[Task objective] Among the records that follow, find each line holding the word "Whats" and copy it.
Start of Records
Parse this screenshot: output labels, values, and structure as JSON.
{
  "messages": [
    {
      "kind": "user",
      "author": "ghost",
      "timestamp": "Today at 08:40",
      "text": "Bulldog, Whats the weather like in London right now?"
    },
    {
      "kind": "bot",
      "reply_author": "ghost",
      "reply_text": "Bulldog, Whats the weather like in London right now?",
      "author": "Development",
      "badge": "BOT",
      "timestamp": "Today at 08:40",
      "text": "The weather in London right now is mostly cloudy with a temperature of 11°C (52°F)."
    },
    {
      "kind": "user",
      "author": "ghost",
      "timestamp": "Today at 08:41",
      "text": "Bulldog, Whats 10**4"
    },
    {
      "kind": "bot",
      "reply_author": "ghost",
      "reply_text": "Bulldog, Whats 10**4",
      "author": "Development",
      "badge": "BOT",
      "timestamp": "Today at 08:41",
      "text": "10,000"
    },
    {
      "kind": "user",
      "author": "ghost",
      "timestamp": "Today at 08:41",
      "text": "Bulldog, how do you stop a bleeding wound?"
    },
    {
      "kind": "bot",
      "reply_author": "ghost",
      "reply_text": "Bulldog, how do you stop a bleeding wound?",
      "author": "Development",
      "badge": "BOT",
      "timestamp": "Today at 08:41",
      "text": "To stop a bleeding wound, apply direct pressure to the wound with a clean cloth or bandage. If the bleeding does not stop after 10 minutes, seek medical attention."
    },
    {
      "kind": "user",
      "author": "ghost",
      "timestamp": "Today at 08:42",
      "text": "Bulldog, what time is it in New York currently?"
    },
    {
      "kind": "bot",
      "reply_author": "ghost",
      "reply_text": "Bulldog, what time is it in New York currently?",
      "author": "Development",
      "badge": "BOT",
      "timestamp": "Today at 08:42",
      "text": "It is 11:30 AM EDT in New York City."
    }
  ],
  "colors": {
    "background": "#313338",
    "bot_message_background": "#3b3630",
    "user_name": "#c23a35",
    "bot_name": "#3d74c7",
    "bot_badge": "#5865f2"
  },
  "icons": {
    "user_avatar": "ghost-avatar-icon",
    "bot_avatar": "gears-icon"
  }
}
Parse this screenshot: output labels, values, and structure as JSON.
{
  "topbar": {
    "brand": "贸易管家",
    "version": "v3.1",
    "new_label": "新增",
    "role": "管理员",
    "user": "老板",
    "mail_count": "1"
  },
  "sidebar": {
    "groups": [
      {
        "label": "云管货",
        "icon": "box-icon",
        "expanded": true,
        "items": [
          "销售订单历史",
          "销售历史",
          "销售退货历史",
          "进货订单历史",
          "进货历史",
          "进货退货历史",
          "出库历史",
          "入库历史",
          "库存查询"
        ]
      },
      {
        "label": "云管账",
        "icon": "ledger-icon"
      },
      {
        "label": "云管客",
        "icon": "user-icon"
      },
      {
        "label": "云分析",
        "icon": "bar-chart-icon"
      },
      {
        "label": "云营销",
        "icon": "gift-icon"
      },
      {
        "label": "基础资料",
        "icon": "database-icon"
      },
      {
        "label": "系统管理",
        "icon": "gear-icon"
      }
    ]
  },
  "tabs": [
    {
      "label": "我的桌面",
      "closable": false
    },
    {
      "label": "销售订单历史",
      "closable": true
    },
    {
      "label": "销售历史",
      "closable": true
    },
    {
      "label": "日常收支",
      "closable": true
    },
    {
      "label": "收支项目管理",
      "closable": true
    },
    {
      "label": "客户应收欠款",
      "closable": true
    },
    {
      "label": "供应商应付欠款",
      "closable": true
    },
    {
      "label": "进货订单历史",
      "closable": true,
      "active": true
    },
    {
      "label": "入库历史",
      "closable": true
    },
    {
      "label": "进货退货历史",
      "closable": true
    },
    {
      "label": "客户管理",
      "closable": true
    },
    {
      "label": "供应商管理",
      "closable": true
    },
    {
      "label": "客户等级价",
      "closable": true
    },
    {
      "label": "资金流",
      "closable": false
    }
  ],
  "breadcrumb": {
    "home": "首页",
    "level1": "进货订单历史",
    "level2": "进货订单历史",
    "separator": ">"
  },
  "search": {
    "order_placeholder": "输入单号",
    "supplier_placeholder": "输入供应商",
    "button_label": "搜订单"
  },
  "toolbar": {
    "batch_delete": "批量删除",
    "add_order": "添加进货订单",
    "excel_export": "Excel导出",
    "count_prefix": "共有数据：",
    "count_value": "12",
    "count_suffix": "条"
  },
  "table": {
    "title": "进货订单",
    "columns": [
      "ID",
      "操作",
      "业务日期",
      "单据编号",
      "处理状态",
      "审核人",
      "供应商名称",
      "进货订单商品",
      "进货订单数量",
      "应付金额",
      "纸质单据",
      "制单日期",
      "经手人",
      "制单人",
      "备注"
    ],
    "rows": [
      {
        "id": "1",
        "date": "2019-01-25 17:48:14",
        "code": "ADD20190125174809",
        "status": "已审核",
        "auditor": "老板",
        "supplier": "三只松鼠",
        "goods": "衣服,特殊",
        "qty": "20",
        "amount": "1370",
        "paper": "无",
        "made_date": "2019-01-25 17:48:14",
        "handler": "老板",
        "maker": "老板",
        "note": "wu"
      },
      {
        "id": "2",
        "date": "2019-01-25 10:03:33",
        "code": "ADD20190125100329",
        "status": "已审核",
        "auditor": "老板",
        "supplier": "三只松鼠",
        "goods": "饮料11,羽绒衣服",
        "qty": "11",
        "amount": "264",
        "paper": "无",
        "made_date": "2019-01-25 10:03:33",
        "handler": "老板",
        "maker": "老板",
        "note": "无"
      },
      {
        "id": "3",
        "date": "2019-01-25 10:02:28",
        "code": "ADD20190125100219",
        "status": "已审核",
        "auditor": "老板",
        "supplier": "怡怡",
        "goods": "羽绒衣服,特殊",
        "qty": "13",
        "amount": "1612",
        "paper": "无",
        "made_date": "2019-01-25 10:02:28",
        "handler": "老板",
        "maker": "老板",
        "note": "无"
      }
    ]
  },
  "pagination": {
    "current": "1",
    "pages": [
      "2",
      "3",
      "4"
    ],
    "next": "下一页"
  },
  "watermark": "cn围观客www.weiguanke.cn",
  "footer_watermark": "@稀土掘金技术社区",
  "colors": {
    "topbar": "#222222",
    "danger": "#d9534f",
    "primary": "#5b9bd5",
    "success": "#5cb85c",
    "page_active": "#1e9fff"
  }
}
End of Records
[Written solution]
      "text": "Bulldog, Whats the weather like in London right now?"
      "reply_text": "Bulldog, Whats the weather like in London right now?",
      "text": "Bulldog, Whats 10**4"
      "reply_text": "Bulldog, Whats 10**4",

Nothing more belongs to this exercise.